- The buyouts come as GM significantly scaled back its EV rollout as the company deals with weak demand, manufacturing delays and low margins on EVs. Buick has no electric models on the market, but GM plans to transform the luxury brand into an EV-only brand by 2030.
The investment by dealers is intended to cover the costs of installing EV chargers, training staff to service EVs and other initiatives, according to the Wall Street Journal. Before the buyouts, GM had roughly 2,000 Buick dealers. However, a GM spokesperson told the WSJ that most Buick dealers have made the required upfront EV investments. As a result of the buyouts, GM said it will have around 1,000 Buick dealers left.

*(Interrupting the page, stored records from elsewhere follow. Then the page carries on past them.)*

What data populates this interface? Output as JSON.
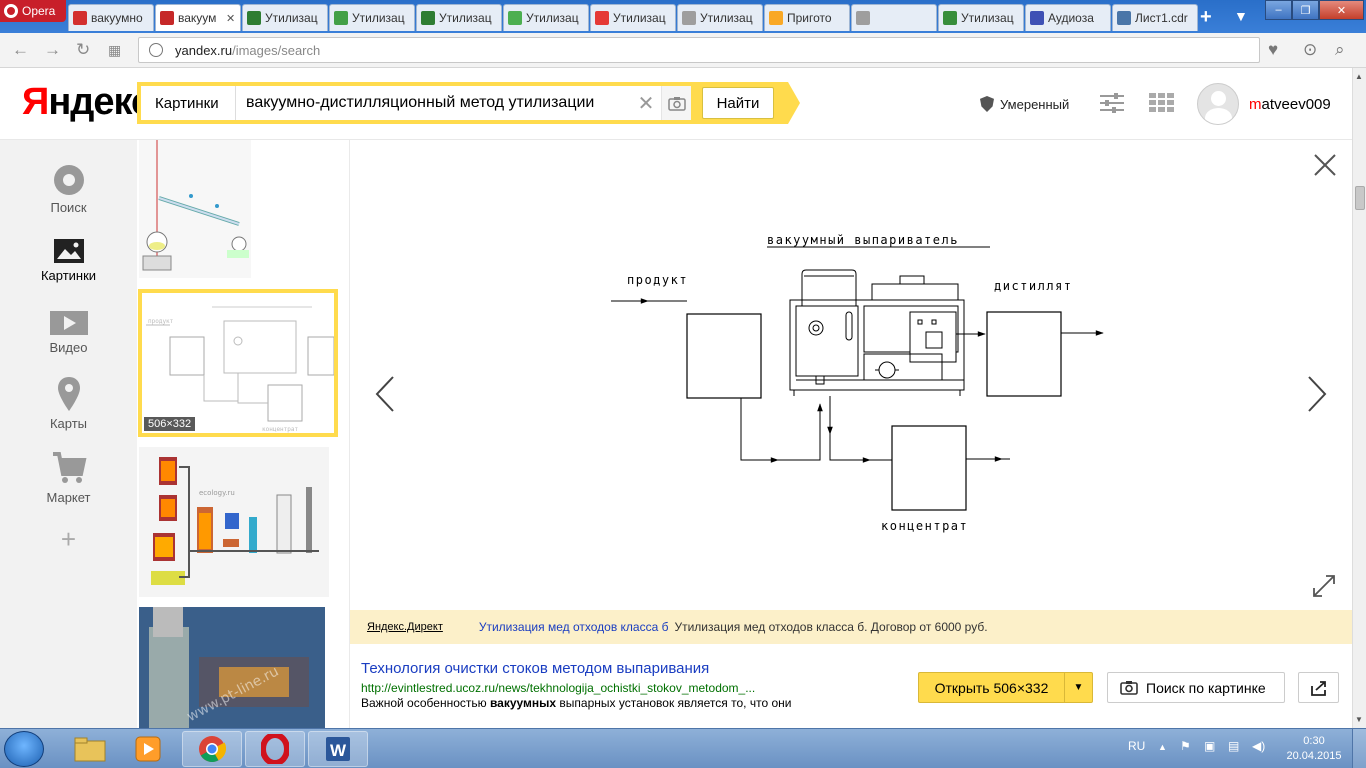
{
  "browser": {
    "menu_label": "Opera",
    "tabs": [
      {
        "title": "вакуумно",
        "favicon": "yandex-icon",
        "color": "#d32f2f"
      },
      {
        "title": "вакуум",
        "favicon": "image-icon",
        "color": "#c62828"
      },
      {
        "title": "Утилизац",
        "favicon": "tree-icon",
        "color": "#2e7d32"
      },
      {
        "title": "Утилизац",
        "favicon": "recycle-icon",
        "color": "#43a047"
      },
      {
        "title": "Утилизац",
        "favicon": "recycle-icon",
        "color": "#2e7d32"
      },
      {
        "title": "Утилизац",
        "favicon": "chart-icon",
        "color": "#4caf50"
      },
      {
        "title": "Утилизац",
        "favicon": "circle-icon",
        "color": "#e53935"
      },
      {
        "title": "Утилизац",
        "favicon": "page-icon",
        "color": "#9e9e9e"
      },
      {
        "title": "Пригото",
        "favicon": "swirl-icon",
        "color": "#f9a825"
      },
      {
        "title": "",
        "favicon": "dash-icon",
        "color": "#9e9e9e"
      },
      {
        "title": "Утилизац",
        "favicon": "recycle-icon",
        "color": "#388e3c"
      },
      {
        "title": "Аудиоза",
        "favicon": "play-icon",
        "color": "#3f51b5"
      },
      {
        "title": "Лист1.cdr",
        "favicon": "vk-icon",
        "color": "#4a76a8"
      }
    ],
    "url_host": "yandex.ru",
    "url_path": "/images/search"
  },
  "yandex": {
    "logo_first": "Я",
    "logo_rest": "ндекс",
    "service_label": "Картинки",
    "query": "вакуумно-дистилляционный метод утилизации",
    "search_button": "Найти",
    "safe_search": "Умеренный",
    "username_first": "m",
    "username_rest": "atveev009"
  },
  "leftnav": [
    {
      "label": "Поиск",
      "icon": "search-circle-icon"
    },
    {
      "label": "Картинки",
      "icon": "picture-icon"
    },
    {
      "label": "Видео",
      "icon": "video-icon"
    },
    {
      "label": "Карты",
      "icon": "map-pin-icon"
    },
    {
      "label": "Маркет",
      "icon": "cart-icon"
    }
  ],
  "thumbs": {
    "selected_size": "506×332"
  },
  "diagram": {
    "title": "вакуумный выпариватель",
    "product": "продукт",
    "distillate": "дистиллят",
    "concentrate": "концентрат"
  },
  "direct": {
    "label": "Яндекс.Директ",
    "link": "Утилизация мед отходов класса б",
    "text": "Утилизация мед отходов класса б. Договор от 6000 руб."
  },
  "result": {
    "title": "Технология очистки стоков методом выпаривания",
    "url": "http://evintlestred.ucoz.ru/news/tekhnologija_ochistki_stokov_metodom_...",
    "desc_before": "Важной особенностью ",
    "desc_bold": "вакуумных",
    "desc_after": " выпарных установок является то, что они",
    "open_button": "Открыть 506×332",
    "search_by_image": "Поиск по картинке"
  },
  "taskbar": {
    "lang": "RU",
    "time": "0:30",
    "date": "20.04.2015"
  }
}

GM will not disclose financial details for the buyouts but said they would reduce Buick dealers by 47%. The company also said there will be no changes in the Buick brand’s marketing efforts.
Buick’s first electric vehicle is expected to be available in 2024, with plans for an all-electric lineup in the U.S. and Canada by the end of the decade. All future Buick EVs will carry the name Electra.
“This year we’ve given dealers who are not aligned with Buick’s future to exit voluntarily in a respectful and structured way; with the full support of our National Dealer Council,” a GM spokesperson said in an email.
Many other dealers in the U.S. have raised concerns about slow sales of EVs, with excess inventory piling up on their lots. In November, a coalition of over 3,800 car dealerships sent a letter to President Joe Biden urging him to pause a proposed Environmental Protection Agency rule that would incentivize EV production and enforce more stringent emission standards by 2027.
The dealership coalition wrote that EVs are simply not selling fast enough and that “electric vehicle demand today is not keeping up with the large influx of [battery electric vehicles] arriving at our dealerships. BEVs are stacking up on our lots.”
GM rival Ford has also revamped its dealer requirements to sell EVs after pushback over costs. Last month, Ford announced updates to its Model e EV program to make it less costly for dealers to become certified to sell Ford EVs. The revised program goes live Jan. 1.
Among Ford's changes to the program are requiring fewer EV chargers and reducing dealer training requirements, which the company said would drop investment costs by about 50%. Ford’s Model e Certified Elite dealers, the investment could have reached $1.2 million under the previous program.
Last year, Ford CEO Jim Farley said 1,920 Ford dealers had enrolled in its Model e program for 2024-2026.
GM announced in October it would abandon its plan to build 400,000 EVs from 2022 through mid-2024 to maximize profitability. The automaker also cited low demand for its decision.
Buick brand currently sells only gas-powered SUVs and compact crossovers.